The comparable-worth campaign extends the idea of egalitarianism beyond strictly sexual discrimination. It seeks to prohibit discrimination of any kind that happens to adversely affect women more than men. The fact that nurses may not make as much as truck drivers is not related to sex per se (male nurses make less, too) but to the nature of the job. It happens that nurses are mainly female and truck drivers mainly male, but their wage rates are determined by the market for their respective services.
Similarly, the fact that women in general earn less than men do is the result of choices women make; it is not the product of actual sexual discrimination.
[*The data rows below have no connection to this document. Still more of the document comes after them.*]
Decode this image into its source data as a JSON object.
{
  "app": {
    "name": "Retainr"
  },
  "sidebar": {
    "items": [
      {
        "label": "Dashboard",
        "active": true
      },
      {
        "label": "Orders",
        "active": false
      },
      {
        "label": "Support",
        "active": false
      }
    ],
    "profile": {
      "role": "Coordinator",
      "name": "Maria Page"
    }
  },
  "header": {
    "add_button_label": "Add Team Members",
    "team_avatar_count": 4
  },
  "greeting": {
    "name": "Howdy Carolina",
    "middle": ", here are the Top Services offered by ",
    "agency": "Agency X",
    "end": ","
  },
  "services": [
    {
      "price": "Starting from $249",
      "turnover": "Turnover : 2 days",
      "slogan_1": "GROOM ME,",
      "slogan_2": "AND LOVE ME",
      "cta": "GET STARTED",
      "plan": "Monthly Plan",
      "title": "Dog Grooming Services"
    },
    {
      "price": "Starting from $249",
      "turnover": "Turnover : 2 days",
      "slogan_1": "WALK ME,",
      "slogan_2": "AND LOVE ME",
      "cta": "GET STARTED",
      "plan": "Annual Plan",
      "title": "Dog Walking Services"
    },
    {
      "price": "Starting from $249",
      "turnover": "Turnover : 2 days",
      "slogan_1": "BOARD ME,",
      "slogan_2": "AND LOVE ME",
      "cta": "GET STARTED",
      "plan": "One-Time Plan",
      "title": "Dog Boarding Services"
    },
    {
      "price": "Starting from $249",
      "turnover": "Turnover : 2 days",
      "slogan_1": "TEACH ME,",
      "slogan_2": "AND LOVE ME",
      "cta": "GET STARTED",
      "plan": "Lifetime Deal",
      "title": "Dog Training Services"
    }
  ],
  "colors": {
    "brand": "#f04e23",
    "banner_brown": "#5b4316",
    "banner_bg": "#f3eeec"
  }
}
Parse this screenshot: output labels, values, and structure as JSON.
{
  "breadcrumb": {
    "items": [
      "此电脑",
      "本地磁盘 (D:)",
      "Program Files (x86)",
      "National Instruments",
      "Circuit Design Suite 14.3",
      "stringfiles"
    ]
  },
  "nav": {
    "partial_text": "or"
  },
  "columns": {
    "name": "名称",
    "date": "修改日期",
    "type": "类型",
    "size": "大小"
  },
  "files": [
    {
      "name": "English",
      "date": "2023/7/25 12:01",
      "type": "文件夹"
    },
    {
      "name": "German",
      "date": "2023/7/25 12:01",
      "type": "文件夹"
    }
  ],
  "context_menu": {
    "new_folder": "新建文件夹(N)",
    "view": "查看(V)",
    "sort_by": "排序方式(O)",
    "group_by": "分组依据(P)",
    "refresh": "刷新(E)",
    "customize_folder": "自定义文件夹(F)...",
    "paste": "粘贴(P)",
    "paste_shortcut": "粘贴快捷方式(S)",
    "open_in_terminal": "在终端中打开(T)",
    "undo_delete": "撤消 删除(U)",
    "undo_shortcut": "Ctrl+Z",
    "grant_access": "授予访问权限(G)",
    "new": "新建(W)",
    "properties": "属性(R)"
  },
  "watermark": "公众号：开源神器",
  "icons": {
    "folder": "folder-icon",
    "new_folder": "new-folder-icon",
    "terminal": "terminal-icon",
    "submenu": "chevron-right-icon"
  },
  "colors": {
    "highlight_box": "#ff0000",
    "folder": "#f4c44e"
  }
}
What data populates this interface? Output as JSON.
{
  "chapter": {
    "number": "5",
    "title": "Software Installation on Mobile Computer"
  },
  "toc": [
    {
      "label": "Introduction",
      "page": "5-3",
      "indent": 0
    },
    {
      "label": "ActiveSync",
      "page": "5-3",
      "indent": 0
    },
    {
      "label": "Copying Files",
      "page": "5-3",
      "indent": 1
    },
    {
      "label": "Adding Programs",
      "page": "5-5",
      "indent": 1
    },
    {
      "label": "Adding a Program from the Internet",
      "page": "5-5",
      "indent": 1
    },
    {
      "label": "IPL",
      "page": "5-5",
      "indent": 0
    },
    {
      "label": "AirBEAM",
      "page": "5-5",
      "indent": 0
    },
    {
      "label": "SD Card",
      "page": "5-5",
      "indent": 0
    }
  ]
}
But feminists don't care about the reasons for any difference between men and women, only about eliminating it. Is a woman more likely than a man to interrupt a career because of pregnancy or to take care of children at home? Irrelevant, say feminists—if she were a man, she would be working. Does a woman lose out on a job to a man who has more experience? If she were a man, she'd have had the experience. Do women more than men want part-time jobs; do they more often than men look for jobs that they can leave and readily return to later; do they want to be nurses and secretaries and librarians? It's all sexual oppression, say feminists—men and women must be absolutely equal. (The economist Thomas Sowell has done some fascinating research in this field and found that the incomes of single women and single men are about the same. It is the women who choose to marry who make less than men.)
Comparable worth has manufactured a comprehensive sexual philosophy whose axioms are: there are no fundamental distinctions between man and woman; in observing reality, one must focus on whether some fact affects women more negatively than it does men; morally, men owe women a condition of absolute equality; and politically, government must collect that debt. Unfortunately, one could hardly be farther away from defending the competence of women and the right of women as well as men to make the free and independent judgments required by voluntary exchange in the marketplace.
Peter Schwartz is the editor and publisher of the Intellectual Activist, from which this article is reprinted by special permission. Copyright © 1981 by The Intellectual Activist, Inc. (131 5th Ave., New York, NY 10003)
This article originally appeared in print under the headline "Women's Worth".